Basic rules for order of reciting blessings over different kinds of food & drinks:

> A prayer of thanks to G-d for bread at the start of the meal (#1) includes within it everything else that will be eaten within the meal (since bread, which is the “staff of life,” is the most important food), so no mention of thanks for the other foods or beverages within that meal is needed – except for grape wine or grape juice, which has the most important status among beverages.

> Likewise, a prayer of thanks to G-d for drinking grape wine or grape juice (#3) at the start of a snack or a meal includes all the other beverages that will be drunk within that occasion. So in that case, a separate blessing upon drinking any other beverages afterwards is not needed (even if bread in not being eaten).

> Blessing #5 (for a fruit of the earth) will also include #4 (for a fruit), if #4 is not said first. Blessing #6 (for all edible things) will also include any of the others that are not said before it.

> When a person is about to eat a snack with different kinds of food (without eating bread), he should proceed in the order of the list above. That is because a person logically should say more praises to G-d if he has the opportunity to do so. Therefore it is meritorious if he blesses and partakes of a tree-fruit (#4) before blessing and partaking of a vegetable (#5), and says the general blessing (#6) last (for example, before partaking of meat or cheese). In that way, he will not prematurely exempt a food that he could have said a blessing for, and so that he doesn’t say any blessings in vain, G-d forbid (for example, if he make an unnecessary blessing for a fruit after he already said a blessing for a vegetable, when both of those are going to be eaten in one snack).

> These blessing for eating or drinking are in the category which the Rabbinical Sages called “blessings for personal benefits.” A person should bless and thank G-d for the benefits which He bestows upon him. The greater the benefit, the greater the person’s feelings of thankfulness will be. This has a practical relevance when choosing what species of fruit (for example) to say the blessing on when several different fruits will be eaten. The person should say the blessing upon the fruit that he likes best, and partake of it first, thereby mentally including all the other fruits that he will eat in that snack.

> The Rabbinical Sages instituted rules for blessings recited by Jews, that would remind them about the spiritual greatness of their holy Land of Israel. One of these rules relates to blessing #4, for fruits of trees.

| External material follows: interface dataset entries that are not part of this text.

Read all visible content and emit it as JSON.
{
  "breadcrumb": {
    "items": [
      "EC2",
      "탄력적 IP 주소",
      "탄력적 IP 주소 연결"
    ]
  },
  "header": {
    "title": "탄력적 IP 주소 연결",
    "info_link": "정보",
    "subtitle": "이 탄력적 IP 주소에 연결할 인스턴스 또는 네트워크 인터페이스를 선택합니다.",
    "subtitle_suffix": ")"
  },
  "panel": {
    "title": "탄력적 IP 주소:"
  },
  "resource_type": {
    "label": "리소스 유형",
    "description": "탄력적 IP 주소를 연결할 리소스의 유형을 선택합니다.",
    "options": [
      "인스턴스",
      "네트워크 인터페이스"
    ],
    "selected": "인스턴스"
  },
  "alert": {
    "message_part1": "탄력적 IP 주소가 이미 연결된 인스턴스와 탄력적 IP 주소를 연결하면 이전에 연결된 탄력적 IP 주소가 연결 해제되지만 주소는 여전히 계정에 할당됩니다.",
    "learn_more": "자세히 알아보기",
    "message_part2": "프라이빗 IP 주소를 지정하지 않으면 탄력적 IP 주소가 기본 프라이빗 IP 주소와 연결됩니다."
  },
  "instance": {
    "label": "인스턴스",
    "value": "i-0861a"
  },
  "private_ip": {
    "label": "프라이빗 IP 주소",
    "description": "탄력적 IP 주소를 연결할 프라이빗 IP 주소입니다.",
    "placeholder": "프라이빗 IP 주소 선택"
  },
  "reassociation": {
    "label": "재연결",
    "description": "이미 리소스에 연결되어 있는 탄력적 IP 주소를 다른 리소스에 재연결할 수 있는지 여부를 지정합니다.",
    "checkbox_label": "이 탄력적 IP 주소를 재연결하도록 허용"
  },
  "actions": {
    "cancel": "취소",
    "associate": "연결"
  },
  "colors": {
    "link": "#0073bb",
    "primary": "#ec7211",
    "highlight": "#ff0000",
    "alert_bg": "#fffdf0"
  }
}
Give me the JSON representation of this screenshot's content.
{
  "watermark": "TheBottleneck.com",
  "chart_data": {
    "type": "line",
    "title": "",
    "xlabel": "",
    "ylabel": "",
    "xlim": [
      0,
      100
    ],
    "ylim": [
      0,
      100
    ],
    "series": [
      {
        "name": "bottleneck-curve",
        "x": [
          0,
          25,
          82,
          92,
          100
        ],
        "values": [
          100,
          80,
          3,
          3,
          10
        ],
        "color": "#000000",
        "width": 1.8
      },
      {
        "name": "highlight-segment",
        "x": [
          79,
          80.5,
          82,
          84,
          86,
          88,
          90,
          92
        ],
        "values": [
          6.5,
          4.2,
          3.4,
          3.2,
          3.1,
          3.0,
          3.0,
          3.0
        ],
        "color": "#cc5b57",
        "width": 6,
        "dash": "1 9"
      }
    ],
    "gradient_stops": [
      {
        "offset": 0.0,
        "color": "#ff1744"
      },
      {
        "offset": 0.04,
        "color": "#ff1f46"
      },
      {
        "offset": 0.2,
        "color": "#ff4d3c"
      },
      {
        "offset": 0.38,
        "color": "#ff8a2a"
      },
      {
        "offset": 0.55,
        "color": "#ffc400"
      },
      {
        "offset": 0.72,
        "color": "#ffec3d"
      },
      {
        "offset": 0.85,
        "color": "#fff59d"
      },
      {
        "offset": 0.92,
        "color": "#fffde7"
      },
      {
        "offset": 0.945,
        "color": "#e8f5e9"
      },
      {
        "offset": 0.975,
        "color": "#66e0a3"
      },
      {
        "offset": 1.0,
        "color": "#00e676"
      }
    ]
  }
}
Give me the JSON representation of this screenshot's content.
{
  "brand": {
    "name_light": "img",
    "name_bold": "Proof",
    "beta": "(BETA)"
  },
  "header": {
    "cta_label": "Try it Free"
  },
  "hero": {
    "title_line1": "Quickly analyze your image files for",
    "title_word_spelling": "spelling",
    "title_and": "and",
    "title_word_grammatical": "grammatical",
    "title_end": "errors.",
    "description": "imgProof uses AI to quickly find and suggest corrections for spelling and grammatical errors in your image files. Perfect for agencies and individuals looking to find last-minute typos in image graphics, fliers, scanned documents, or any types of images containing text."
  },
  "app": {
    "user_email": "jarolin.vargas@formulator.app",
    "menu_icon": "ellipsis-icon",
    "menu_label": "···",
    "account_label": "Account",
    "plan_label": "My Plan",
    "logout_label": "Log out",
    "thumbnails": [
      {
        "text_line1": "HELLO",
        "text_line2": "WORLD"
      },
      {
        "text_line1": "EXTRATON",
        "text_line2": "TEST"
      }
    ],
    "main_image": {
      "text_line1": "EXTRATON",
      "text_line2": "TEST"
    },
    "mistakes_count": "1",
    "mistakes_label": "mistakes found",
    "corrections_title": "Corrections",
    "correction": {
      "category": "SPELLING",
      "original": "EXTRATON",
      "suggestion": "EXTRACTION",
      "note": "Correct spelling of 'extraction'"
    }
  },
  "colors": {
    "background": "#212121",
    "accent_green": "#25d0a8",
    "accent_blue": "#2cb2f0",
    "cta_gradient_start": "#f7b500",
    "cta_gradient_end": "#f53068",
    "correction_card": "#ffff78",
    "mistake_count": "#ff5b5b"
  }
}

In Deut. 8:8, G-d praises the Land of Israel as “a land of …[grape] vines and figs and pomegranates, a land of oil-olives and [date-]honey.” (In the Torah, dates are often referred to as “honey” because of their thick sweet juice.) The Sages instituted that if a Jew has any or all of those five species of fruit before him, along with any other fruits, the one which he should say a blessing for and partake of first (thereby including the other fruits in that blessing) is the type of fruit the comes earliest in that verse (e.g., reciting the blessing #4 and eating a grape first, to include all the other fruits). It is permitted (but optional) for Noahides to also follow this rule.

Some other pleasing occasions on which to recite thanks & blessings to G-d:

> Before smelling sweet spices (such as cloves or cinnamon), you can thank and bless “G-d, King of the universe, Who creates various kinds of spices.”

> On hearing news that is good both for yourself and for others, you can thank and bless “G-d, King of the universe, Who is good and does good.”

These and other details about reciting blessings to G-d before eating or drinking, and after having a meal, are included in our prayer booklet for Noahides that is pictured above.